● ACTION ITEM:
The full listing is to be written out again, unchanged.

● RECORD EXTRACTS:

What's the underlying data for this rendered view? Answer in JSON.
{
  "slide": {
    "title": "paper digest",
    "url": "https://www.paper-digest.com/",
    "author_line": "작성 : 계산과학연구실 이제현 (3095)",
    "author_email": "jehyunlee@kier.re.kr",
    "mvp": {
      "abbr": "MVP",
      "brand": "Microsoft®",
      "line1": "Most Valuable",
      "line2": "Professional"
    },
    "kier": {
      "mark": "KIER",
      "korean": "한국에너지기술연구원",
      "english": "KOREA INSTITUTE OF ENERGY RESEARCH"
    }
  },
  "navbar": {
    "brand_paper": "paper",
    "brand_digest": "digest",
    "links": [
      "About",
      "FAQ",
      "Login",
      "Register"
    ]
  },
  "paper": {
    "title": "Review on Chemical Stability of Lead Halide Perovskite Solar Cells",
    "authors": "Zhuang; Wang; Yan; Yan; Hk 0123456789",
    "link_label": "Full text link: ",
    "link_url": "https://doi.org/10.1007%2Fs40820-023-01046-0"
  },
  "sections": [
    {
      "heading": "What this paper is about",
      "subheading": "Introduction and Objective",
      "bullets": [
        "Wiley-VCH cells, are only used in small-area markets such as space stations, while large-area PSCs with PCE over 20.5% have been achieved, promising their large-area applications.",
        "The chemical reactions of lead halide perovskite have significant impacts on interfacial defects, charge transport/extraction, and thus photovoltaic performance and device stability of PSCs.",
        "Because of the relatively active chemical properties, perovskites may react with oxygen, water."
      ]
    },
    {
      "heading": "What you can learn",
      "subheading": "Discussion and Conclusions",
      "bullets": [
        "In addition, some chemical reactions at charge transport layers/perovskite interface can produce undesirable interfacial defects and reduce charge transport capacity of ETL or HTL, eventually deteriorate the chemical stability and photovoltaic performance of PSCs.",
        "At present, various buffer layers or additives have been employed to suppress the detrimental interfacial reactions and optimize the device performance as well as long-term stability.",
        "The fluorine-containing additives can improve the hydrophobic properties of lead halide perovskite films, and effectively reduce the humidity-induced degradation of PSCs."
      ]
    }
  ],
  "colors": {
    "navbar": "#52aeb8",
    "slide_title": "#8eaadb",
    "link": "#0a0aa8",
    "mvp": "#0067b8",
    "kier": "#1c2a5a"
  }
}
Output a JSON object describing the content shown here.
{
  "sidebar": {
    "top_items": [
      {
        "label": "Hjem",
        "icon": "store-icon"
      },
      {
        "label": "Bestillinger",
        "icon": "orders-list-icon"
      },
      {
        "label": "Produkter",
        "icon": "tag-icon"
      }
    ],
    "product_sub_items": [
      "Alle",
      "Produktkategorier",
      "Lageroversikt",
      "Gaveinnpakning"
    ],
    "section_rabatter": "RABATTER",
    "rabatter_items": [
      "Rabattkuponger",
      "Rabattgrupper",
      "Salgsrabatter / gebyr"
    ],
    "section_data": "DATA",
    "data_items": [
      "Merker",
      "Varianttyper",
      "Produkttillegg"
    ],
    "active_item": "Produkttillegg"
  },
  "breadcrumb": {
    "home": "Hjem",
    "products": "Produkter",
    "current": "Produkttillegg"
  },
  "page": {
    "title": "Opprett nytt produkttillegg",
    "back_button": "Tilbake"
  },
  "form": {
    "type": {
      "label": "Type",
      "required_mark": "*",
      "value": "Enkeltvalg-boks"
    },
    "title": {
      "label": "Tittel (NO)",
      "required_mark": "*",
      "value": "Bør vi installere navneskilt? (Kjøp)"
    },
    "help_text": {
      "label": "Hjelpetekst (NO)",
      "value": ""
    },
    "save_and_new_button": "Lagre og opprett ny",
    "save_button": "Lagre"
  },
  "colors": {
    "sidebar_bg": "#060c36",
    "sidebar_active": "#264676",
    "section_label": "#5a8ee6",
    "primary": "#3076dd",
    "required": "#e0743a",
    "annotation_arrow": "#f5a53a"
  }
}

● TASK RESPONSE:
What's the underlying data for this rendered view? Answer in JSON.
{
  "slide": {
    "title": "paper digest",
    "url": "https://www.paper-digest.com/",
    "author_line": "작성 : 계산과학연구실 이제현 (3095)",
    "author_email": "jehyunlee@kier.re.kr",
    "mvp": {
      "abbr": "MVP",
      "brand": "Microsoft®",
      "line1": "Most Valuable",
      "line2": "Professional"
    },
    "kier": {
      "mark": "KIER",
      "korean": "한국에너지기술연구원",
      "english": "KOREA INSTITUTE OF ENERGY RESEARCH"
    }
  },
  "navbar": {
    "brand_paper": "paper",
    "brand_digest": "digest",
    "links": [
      "About",
      "FAQ",
      "Login",
      "Register"
    ]
  },
  "paper": {
    "title": "Review on Chemical Stability of Lead Halide Perovskite Solar Cells",
    "authors": "Zhuang; Wang; Yan; Yan; Hk 0123456789",
    "link_label": "Full text link: ",
    "link_url": "https://doi.org/10.1007%2Fs40820-023-01046-0"
  },
  "sections": [
    {
      "heading": "What this paper is about",
      "subheading": "Introduction and Objective",
      "bullets": [
        "Wiley-VCH cells, are only used in small-area markets such as space stations, while large-area PSCs with PCE over 20.5% have been achieved, promising their large-area applications.",
        "The chemical reactions of lead halide perovskite have significant impacts on interfacial defects, charge transport/extraction, and thus photovoltaic performance and device stability of PSCs.",
        "Because of the relatively active chemical properties, perovskites may react with oxygen, water."
      ]
    },
    {
      "heading": "What you can learn",
      "subheading": "Discussion and Conclusions",
      "bullets": [
        "In addition, some chemical reactions at charge transport layers/perovskite interface can produce undesirable interfacial defects and reduce charge transport capacity of ETL or HTL, eventually deteriorate the chemical stability and photovoltaic performance of PSCs.",
        "At present, various buffer layers or additives have been employed to suppress the detrimental interfacial reactions and optimize the device performance as well as long-term stability.",
        "The fluorine-containing additives can improve the hydrophobic properties of lead halide perovskite films, and effectively reduce the humidity-induced degradation of PSCs."
      ]
    }
  ],
  "colors": {
    "navbar": "#52aeb8",
    "slide_title": "#8eaadb",
    "link": "#0a0aa8",
    "mvp": "#0067b8",
    "kier": "#1c2a5a"
  }
}
Output a JSON object describing the content shown here.
{
  "sidebar": {
    "top_items": [
      {
        "label": "Hjem",
        "icon": "store-icon"
      },
      {
        "label": "Bestillinger",
        "icon": "orders-list-icon"
      },
      {
        "label": "Produkter",
        "icon": "tag-icon"
      }
    ],
    "product_sub_items": [
      "Alle",
      "Produktkategorier",
      "Lageroversikt",
      "Gaveinnpakning"
    ],
    "section_rabatter": "RABATTER",
    "rabatter_items": [
      "Rabattkuponger",
      "Rabattgrupper",
      "Salgsrabatter / gebyr"
    ],
    "section_data": "DATA",
    "data_items": [
      "Merker",
      "Varianttyper",
      "Produkttillegg"
    ],
    "active_item": "Produkttillegg"
  },
  "breadcrumb": {
    "home": "Hjem",
    "products": "Produkter",
    "current": "Produkttillegg"
  },
  "page": {
    "title": "Opprett nytt produkttillegg",
    "back_button": "Tilbake"
  },
  "form": {
    "type": {
      "label": "Type",
      "required_mark": "*",
      "value": "Enkeltvalg-boks"
    },
    "title": {
      "label": "Tittel (NO)",
      "required_mark": "*",
      "value": "Bør vi installere navneskilt? (Kjøp)"
    },
    "help_text": {
      "label": "Hjelpetekst (NO)",
      "value": ""
    },
    "save_and_new_button": "Lagre og opprett ny",
    "save_button": "Lagre"
  },
  "colors": {
    "sidebar_bg": "#060c36",
    "sidebar_active": "#264676",
    "section_label": "#5a8ee6",
    "primary": "#3076dd",
    "required": "#e0743a",
    "annotation_arrow": "#f5a53a"
  }
}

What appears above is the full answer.